Capture Wonder (Daily December #3)

I’m no photographer (as you can tell from my over-edited picmonkey tomfoolery), so I plan to be creative with this December photo challenge. What better way to “Capture Wonder” than to get professional pictures of your adorable child and send a holiday card? I’m obsessed with the photography of Chrystal Cienfuegos, and you really should be also. If I could afford to pay her to follow me around full-time with a camera, I would. I can’t possibly spoil our holiday photos, though, so I’ll show you this adorable sample from their first “official” photo shoot.
chrystal_cienfegos_twins-2

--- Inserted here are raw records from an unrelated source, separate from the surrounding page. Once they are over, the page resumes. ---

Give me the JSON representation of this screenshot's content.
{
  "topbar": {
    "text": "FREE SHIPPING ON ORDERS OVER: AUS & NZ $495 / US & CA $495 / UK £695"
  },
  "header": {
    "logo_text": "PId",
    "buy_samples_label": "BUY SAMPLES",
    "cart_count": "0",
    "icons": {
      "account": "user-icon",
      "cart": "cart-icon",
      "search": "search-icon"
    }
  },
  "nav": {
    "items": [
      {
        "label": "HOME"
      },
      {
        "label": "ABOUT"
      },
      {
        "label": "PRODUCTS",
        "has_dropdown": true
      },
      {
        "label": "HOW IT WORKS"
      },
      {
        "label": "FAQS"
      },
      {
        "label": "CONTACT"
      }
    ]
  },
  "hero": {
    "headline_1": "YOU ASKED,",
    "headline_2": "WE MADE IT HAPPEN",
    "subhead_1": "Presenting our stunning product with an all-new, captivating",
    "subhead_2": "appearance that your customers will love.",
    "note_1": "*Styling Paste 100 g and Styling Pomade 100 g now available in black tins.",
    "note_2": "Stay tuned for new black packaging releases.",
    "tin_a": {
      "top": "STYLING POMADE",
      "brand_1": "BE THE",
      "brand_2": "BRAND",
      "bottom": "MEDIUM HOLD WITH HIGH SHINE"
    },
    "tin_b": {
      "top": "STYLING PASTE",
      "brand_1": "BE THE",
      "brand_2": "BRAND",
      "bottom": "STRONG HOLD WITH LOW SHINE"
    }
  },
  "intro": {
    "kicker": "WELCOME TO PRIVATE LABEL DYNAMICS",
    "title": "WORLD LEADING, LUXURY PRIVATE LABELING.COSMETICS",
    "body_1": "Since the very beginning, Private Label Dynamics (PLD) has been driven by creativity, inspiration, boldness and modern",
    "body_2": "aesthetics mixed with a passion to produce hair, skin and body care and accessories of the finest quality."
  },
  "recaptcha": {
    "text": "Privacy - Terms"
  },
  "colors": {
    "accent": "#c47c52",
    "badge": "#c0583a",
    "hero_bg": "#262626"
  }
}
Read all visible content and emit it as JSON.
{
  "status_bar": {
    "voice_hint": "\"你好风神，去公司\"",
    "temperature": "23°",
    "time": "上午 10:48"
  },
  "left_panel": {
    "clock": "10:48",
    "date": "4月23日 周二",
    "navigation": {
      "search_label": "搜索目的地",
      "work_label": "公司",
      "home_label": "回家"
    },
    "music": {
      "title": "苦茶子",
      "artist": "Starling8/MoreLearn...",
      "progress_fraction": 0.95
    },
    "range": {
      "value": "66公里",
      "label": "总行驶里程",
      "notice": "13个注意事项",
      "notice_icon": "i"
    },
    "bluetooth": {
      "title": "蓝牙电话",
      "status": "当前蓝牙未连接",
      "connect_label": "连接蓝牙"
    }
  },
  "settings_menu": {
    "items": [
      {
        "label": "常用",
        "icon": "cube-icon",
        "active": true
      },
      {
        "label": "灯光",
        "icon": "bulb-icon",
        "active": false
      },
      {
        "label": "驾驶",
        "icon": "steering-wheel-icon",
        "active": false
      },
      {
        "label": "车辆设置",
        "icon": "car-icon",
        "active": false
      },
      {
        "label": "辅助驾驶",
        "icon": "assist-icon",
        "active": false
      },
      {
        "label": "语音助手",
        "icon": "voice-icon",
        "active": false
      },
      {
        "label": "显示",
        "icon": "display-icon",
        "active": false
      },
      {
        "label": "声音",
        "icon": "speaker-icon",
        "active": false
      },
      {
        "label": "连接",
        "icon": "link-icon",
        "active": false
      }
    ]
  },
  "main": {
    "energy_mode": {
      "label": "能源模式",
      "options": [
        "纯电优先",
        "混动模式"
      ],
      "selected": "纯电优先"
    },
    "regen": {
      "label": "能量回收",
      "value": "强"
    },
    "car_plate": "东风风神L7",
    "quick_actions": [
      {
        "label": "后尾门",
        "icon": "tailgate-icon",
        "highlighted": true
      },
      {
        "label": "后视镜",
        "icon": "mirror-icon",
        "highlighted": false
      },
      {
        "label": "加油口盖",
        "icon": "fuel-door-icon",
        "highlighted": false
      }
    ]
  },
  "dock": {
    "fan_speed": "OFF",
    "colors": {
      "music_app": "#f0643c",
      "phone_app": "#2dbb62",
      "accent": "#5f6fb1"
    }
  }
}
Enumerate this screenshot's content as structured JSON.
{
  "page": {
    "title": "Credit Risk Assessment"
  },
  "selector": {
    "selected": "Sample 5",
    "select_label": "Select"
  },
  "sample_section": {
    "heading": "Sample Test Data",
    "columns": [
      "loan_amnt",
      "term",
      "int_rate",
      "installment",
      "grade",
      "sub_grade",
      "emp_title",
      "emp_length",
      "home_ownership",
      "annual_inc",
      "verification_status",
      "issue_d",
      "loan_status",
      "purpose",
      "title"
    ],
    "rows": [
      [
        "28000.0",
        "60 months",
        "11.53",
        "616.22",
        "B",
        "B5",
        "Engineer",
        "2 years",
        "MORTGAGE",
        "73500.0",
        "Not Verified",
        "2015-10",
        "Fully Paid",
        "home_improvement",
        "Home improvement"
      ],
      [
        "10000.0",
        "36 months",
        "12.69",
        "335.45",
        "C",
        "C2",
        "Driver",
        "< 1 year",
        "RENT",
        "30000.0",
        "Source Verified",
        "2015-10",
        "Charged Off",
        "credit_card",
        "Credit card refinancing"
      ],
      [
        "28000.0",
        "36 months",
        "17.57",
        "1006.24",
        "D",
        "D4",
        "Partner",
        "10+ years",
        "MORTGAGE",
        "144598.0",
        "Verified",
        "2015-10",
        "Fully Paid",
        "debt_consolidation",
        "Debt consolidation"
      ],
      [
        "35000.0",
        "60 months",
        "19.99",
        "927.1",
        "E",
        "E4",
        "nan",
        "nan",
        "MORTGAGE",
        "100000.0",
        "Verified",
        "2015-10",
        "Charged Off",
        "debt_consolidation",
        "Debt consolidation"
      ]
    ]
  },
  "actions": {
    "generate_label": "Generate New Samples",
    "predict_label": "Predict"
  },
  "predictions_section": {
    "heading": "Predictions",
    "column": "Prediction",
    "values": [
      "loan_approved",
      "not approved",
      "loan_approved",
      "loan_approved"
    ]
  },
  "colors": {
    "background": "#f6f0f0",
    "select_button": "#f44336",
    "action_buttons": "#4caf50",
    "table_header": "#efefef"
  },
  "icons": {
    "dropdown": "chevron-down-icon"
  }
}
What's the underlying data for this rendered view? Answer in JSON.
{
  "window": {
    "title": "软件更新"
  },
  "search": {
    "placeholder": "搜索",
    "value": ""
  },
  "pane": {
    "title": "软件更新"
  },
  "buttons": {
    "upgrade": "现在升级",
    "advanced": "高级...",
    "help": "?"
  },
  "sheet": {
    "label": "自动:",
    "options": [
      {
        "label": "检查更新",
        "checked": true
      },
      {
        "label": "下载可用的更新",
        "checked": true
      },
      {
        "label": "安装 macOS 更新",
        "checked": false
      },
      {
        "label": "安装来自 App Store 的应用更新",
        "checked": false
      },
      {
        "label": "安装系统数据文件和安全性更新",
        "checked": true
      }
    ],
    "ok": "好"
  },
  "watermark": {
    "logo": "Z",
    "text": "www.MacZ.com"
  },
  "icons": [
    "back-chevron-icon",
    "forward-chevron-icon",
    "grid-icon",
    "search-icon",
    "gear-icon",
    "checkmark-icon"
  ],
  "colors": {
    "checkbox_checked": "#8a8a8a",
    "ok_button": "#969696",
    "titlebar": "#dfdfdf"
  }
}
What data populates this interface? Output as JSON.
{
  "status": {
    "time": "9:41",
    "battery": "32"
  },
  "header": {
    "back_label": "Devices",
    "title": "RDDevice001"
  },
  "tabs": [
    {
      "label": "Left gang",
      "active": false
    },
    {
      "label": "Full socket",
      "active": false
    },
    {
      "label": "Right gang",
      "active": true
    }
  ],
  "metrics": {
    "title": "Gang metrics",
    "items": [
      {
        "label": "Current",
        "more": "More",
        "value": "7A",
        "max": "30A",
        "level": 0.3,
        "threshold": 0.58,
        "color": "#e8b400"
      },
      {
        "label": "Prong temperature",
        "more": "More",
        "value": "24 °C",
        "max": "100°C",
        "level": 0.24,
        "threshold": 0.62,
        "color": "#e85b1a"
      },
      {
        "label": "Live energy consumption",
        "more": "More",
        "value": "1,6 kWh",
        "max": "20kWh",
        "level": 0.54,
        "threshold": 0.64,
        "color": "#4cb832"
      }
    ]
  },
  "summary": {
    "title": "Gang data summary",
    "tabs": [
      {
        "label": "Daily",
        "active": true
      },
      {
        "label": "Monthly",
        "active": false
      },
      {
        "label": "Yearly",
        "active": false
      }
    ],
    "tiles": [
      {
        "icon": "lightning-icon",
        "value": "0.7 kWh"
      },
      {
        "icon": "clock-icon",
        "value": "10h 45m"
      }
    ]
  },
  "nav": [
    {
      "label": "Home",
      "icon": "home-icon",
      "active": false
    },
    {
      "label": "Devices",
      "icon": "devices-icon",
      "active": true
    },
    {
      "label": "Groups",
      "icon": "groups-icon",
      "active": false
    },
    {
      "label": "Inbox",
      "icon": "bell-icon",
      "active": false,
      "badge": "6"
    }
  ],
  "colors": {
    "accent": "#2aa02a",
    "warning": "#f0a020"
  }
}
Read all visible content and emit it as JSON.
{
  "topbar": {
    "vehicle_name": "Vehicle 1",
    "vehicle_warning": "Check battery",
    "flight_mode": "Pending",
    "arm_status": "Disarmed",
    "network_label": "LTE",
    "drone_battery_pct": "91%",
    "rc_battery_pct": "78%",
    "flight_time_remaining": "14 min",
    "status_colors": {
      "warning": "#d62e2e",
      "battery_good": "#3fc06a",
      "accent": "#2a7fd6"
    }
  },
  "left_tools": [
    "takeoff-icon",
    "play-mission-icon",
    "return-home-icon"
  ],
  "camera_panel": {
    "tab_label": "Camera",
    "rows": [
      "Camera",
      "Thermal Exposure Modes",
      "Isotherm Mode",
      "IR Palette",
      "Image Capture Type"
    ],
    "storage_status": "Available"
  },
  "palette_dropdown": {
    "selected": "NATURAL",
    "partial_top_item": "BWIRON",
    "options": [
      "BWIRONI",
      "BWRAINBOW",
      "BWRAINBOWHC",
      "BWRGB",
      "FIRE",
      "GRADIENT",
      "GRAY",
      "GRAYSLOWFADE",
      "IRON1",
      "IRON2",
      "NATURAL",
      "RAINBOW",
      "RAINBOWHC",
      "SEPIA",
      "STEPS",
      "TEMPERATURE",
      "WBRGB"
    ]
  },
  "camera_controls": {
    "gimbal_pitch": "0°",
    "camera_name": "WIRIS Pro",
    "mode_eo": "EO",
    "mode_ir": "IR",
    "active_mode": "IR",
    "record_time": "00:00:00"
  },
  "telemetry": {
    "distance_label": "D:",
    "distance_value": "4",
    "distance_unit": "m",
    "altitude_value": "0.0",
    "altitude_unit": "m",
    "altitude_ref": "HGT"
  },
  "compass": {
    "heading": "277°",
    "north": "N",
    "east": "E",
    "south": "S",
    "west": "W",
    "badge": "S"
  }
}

When your children are this cute, not just any card design will do. Luckily through the wonders of fate and the internet, I have befriended a fabulous graphic designer who just happens to specialize in cards featuring adorable children. Melissa of Sour Pea Design is always coming up with fresh new material for her Etsy shop. She creates custom or pre-made digital files at prices that are realistic for moms. Buying one of her designs and having it printed is not only cuter than your average photosite.com, it’s infinitely more affordable. I mean, check out these fabulous holiday options:

il_570xN.520948425_1xpd

il_570xN.534468800_ewxg

il_570xN.526825435_r2cf

il_570xN.523088595_7i7d

AND there’s even an option for twin moms (featuring the lovely Steely twins, photographed at their teeny-tiniest by Chrystal, of course.) How could you resist?

il_570xN.520635277_sc58

Balancing Act

As a mother, I really struggle with the concept of balance. How does one have enough time for kids, job, marriage, household, friends, hobbies, errands, chores, sleep? When there aren’t enough hours, what has to give? How can you avoid feeling guilty?

I really wish I had an answer to all of this, but the truth is I do the best I can each day, in each moment. There’s a lot of buzz out there on the internet about what we should be doing, but not enough about what we are doing. I am raising two beautiful children. I am teaching the youth of America. I am learning more about my husband and falling more in love with him each day. I am running a household. I am making new friends, but keeping the old – and losing some, and that’s okay. I am discovering that my favorite hobby is still reading, I just read Facebook more than I read best-sellers. I am discovering that I can survive on little sleep, but that it’s also not advisable.

Each day, I have positive moments. But for some reason, at night, I focus on what I did wrong. There is so much pressure and so much guilt. I should have had more patience with that student. I should have eaten more than just ramen for lunch. I should have sat on the floor and built block towers instead of sitting on the couch and scrolling through my newsfeed. Why is this? Why do we do this? We should reward ourselves more. We should recognize that some days giving 85% takes 100% out of you, and that’s okay, too. We are not perfect. We shouldn’t strive to be perfect. We should focus on just being.

As my family adjusts to our new reality – two full-time working parents, opposite schedules, ships passing in the night – we have to adapt. It’s a good thing, this change. It involves sacrifices, but also rewards. So my bedroom is a mess, but I get more sleep. My kids can entertain each other sometimes, and other times my needs can wait so I can entertain them. My husband and I – well, we can spend time together when the kids are in college, right? Sitting next to each other on the couch counts as a date night. And I should feel lucky we can sleep in the same bed each night – not a luxury everyone has.

On rough days, it’s hard to see the positives. They’re there, though, buried under the “shoulda, coulda, woulda, not-good-enoughs.” I have a lovely family. I am surrounded by a community of family and friends. I am lucky. Things are hard, but they are also wonderful. I can achieve balance. And on the days that I don’t, I can take a deep breath and know that there is always tomorrow.
20131003-210035.jpg